What would you tell the federal government about green building law if you had the opportunity?
This past weekend, I contemplated this question as I prepared for a presentation that two colleagues – Catherine Kunz and Stephen McBrady – and I will be giving to the National Research Council and 15 federal agencies that will be in attendance. While preparing for the presentation, I came across new information and resources that I will share with you over the coming weeks.
While my presentations often focus on legal pitfalls facing the green building industry, I like to start each presentation on a positive note, by pointing out the benefits of the green building industry. For the presentation to the National Research Council, I will begin with this headline:
What is the ENERGY STAR Leaders Program and why has it worked?
"Owning a building that achieves top energy performance is a sign of good management, but owning a portfolio of buildings that achieves continuous improvement in energy performance demonstrates superior management and environmental leadership. Those ENERGY STAR partners who demonstrate continuous improvement organization-wide, not just in individual buildings, qualify for recognition as ENERGY STAR Leaders. . . .

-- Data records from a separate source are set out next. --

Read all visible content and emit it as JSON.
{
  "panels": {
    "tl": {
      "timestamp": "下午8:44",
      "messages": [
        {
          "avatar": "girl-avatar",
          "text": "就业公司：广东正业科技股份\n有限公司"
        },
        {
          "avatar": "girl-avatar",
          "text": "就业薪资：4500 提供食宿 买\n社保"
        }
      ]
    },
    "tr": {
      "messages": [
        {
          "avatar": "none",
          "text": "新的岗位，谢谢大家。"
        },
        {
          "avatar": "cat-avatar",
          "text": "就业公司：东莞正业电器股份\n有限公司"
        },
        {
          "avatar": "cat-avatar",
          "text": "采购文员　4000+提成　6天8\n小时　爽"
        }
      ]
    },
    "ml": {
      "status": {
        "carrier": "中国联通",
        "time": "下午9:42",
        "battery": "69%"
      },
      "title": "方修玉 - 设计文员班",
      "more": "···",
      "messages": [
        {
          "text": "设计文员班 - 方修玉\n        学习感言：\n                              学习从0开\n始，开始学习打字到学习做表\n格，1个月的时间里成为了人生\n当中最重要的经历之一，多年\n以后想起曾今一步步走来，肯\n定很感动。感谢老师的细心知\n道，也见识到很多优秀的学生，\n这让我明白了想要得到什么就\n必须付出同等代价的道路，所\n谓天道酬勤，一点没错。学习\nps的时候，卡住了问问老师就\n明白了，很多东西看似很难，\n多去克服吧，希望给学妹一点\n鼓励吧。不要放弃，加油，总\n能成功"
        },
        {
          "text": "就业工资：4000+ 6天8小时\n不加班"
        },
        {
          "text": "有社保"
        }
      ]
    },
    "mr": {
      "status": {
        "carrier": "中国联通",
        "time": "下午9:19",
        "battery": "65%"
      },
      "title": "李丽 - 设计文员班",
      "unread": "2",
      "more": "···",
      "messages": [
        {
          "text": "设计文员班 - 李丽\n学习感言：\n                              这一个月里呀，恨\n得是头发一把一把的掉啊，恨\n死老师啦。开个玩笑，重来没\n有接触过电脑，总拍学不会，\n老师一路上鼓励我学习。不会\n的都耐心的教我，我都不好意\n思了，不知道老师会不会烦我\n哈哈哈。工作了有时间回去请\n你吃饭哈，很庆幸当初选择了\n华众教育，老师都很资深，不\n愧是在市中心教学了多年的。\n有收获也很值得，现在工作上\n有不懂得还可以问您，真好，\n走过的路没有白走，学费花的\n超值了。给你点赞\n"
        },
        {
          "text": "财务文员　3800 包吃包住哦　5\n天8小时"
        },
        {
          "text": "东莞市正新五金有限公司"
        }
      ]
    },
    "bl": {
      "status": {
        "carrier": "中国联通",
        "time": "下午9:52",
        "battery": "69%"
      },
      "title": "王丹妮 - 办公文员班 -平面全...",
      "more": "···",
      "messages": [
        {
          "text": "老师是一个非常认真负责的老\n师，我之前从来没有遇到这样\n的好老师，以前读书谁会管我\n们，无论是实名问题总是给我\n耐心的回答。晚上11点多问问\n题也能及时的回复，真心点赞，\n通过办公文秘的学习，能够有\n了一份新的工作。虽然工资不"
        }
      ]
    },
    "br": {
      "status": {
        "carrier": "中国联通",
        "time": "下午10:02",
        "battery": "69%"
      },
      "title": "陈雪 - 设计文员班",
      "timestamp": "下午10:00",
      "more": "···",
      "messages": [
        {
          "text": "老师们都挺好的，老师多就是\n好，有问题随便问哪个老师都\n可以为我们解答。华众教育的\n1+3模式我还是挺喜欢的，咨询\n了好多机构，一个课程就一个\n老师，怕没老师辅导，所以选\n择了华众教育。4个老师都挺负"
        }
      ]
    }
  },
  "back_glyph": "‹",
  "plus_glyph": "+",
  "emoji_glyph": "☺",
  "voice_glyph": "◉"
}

An ENERGY STAR Leaders designation helps you leverage your management success, as organizations with strong energy management often outperform their competitors by as much as 10%. Associations, financial analysts, and other stakeholders can use the Leaders designation as an objective way to distinguish leading organizations from their peers. In addition, with more than 68% of U.S. households recognizing ENERGY STAR as the national symbol for protecting the environment through energy efficiency, ENERGY STAR Leaders can promote their energy efficiency improvements to customers and clients."

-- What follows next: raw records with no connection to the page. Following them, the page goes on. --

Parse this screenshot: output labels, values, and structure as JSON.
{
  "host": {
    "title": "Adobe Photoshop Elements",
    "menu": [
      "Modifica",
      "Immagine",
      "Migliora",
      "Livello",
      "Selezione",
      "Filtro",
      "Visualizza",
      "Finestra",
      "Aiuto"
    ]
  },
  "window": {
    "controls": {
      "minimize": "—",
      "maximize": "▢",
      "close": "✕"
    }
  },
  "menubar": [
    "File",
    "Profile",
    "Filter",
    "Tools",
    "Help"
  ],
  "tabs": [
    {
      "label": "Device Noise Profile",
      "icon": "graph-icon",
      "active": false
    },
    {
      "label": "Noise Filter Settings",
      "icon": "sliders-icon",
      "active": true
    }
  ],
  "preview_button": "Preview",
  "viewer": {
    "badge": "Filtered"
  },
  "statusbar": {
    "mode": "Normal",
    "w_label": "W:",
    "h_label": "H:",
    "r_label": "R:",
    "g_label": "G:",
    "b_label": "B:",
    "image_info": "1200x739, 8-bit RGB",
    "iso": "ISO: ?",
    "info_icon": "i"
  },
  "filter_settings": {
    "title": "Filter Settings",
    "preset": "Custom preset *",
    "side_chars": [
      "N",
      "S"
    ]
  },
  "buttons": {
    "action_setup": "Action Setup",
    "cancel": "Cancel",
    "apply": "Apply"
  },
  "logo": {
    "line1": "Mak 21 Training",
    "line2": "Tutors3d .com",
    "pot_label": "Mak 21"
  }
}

While I have concerns about other federal green building programs and regulations, the ENERGY STAR Leaders program is successfully promoting energy efficiency in the nation’s building stock.

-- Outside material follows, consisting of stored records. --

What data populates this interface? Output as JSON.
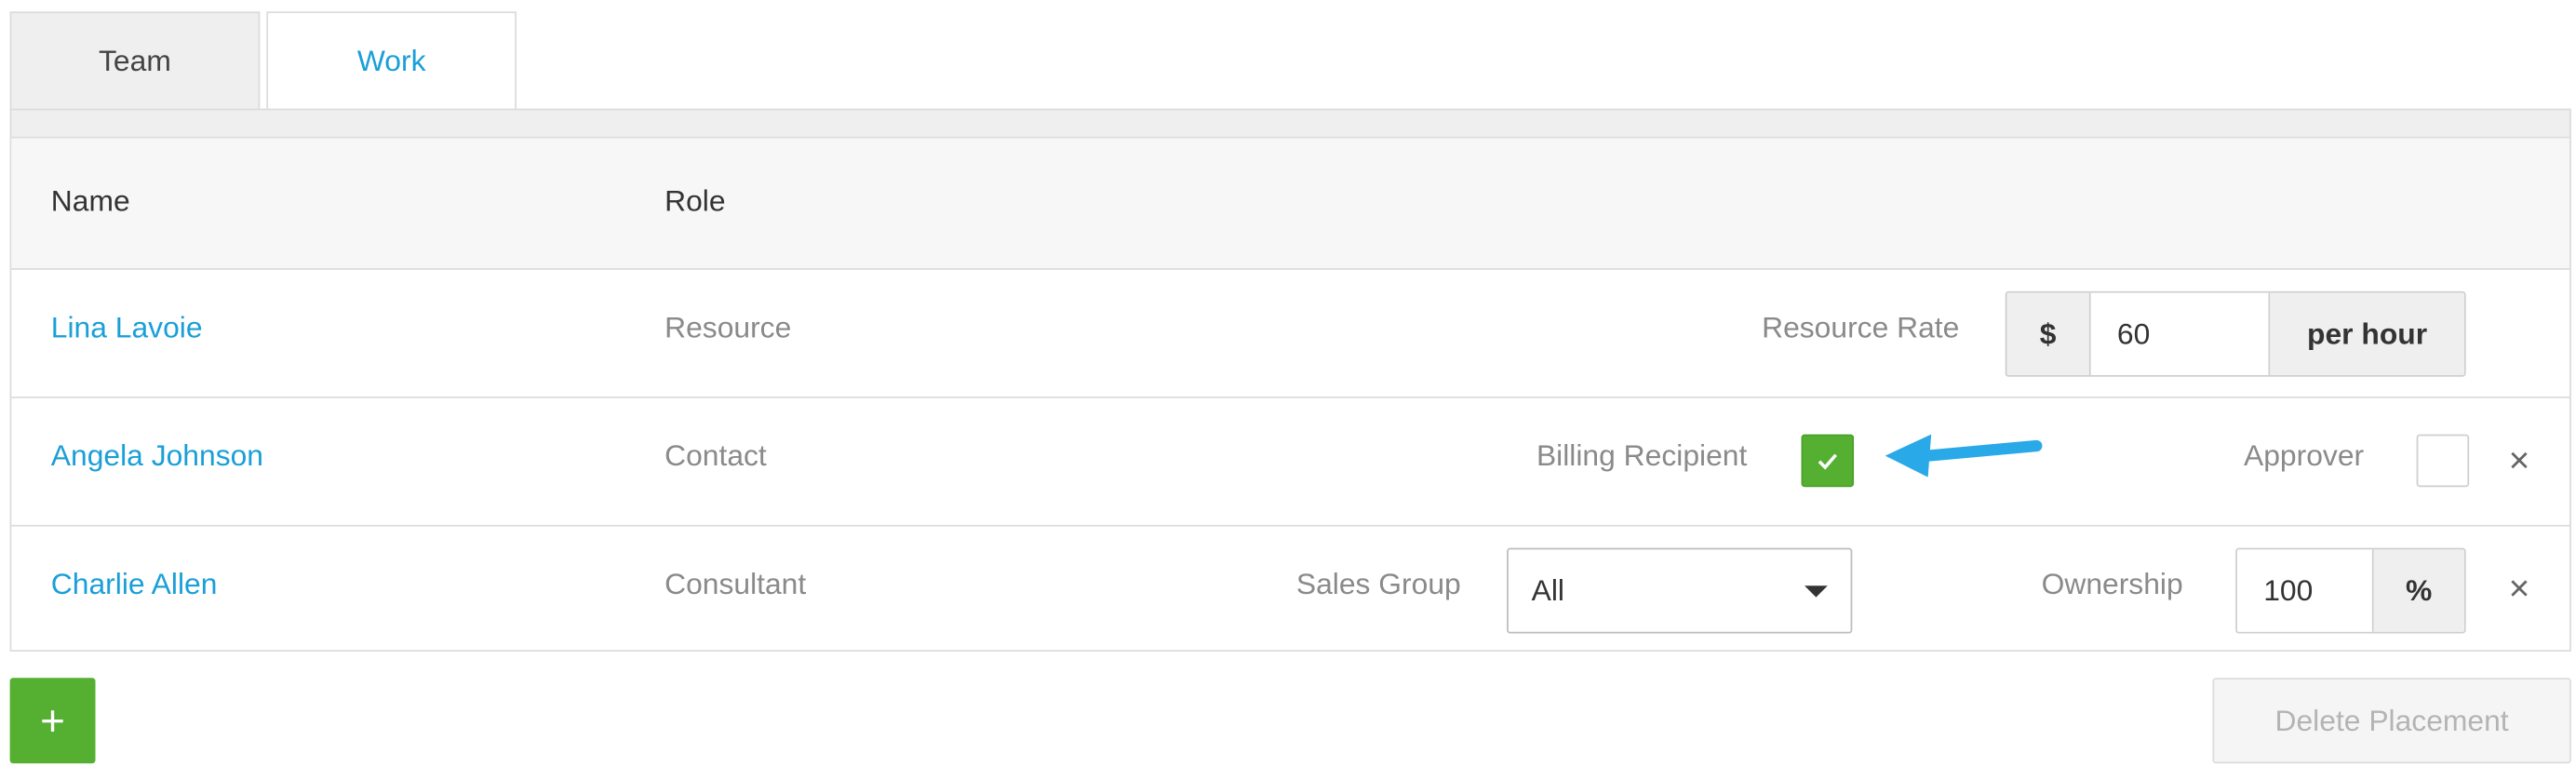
{
  "tabs": [
    {
      "label": "Team",
      "active": true
    },
    {
      "label": "Work",
      "active": false
    }
  ],
  "table": {
    "headers": {
      "name": "Name",
      "role": "Role"
    },
    "rows": [
      {
        "name": "Lina Lavoie",
        "role": "Resource",
        "rate_label": "Resource Rate",
        "rate_prefix": "$",
        "rate_value": "60",
        "rate_suffix": "per hour"
      },
      {
        "name": "Angela Johnson",
        "role": "Contact",
        "billing_label": "Billing Recipient",
        "billing_checked": true,
        "approver_label": "Approver",
        "approver_checked": false,
        "remove": "×"
      },
      {
        "name": "Charlie Allen",
        "role": "Consultant",
        "sales_group_label": "Sales Group",
        "sales_group_value": "All",
        "ownership_label": "Ownership",
        "ownership_value": "100",
        "ownership_suffix": "%",
        "remove": "×"
      }
    ]
  },
  "actions": {
    "add": "+",
    "delete": "Delete Placement"
  },
  "colors": {
    "accent": "#1a9fd8",
    "green": "#55b032",
    "arrow": "#29a9e8"
  },
  "icons": {
    "check": "check-icon",
    "caret": "caret-down-icon",
    "close": "close-icon",
    "arrow": "arrow-left-icon"
  }
}
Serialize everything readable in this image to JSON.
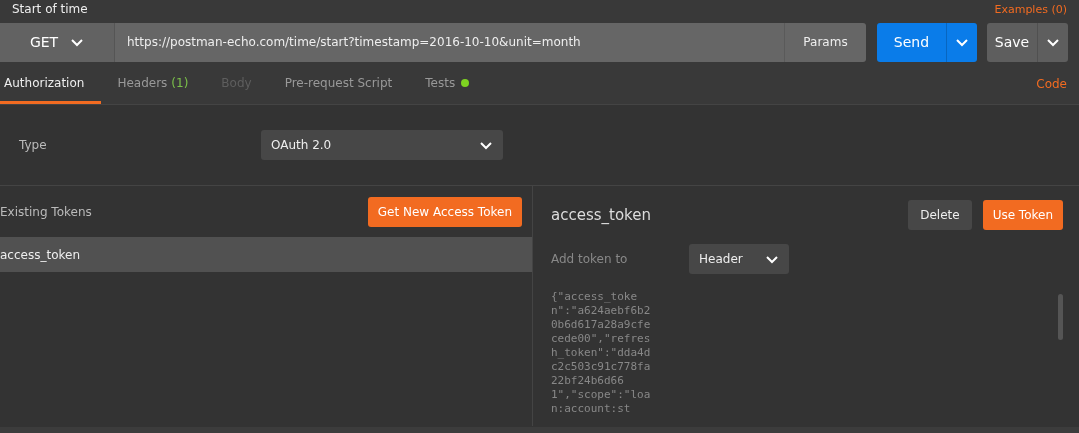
{
  "request": {
    "title": "Start of time",
    "examples": "Examples (0)"
  },
  "url_bar": {
    "method": "GET",
    "url": "https://postman-echo.com/time/start?timestamp=2016-10-10&unit=month",
    "params": "Params",
    "send": "Send",
    "save": "Save"
  },
  "tabs": [
    {
      "label": "Authorization",
      "selected": true,
      "disabled": false
    },
    {
      "label": "Headers",
      "count": "(1)",
      "selected": false,
      "disabled": false
    },
    {
      "label": "Body",
      "selected": false,
      "disabled": true
    },
    {
      "label": "Pre-request Script",
      "selected": false,
      "disabled": false
    },
    {
      "label": "Tests",
      "dot": true,
      "selected": false,
      "disabled": false
    }
  ],
  "code_link": "Code",
  "auth": {
    "type_label": "Type",
    "type_value": "OAuth 2.0"
  },
  "tokens": {
    "heading": "Existing Tokens",
    "get_button": "Get New Access Token",
    "items": [
      {
        "name": "access_token",
        "selected": true
      }
    ]
  },
  "token_detail": {
    "name": "access_token",
    "delete": "Delete",
    "use": "Use Token",
    "add_label": "Add token to",
    "add_value": "Header",
    "value": "{\"access_token\":\"a624aebf6b20b6d617a28a9cfecede00\",\"refresh_token\":\"dda4dc2c503c91c778fa22bf24b6d661\",\"scope\":\"loan:account:st"
  }
}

What other governmental green building programs would you deem a success?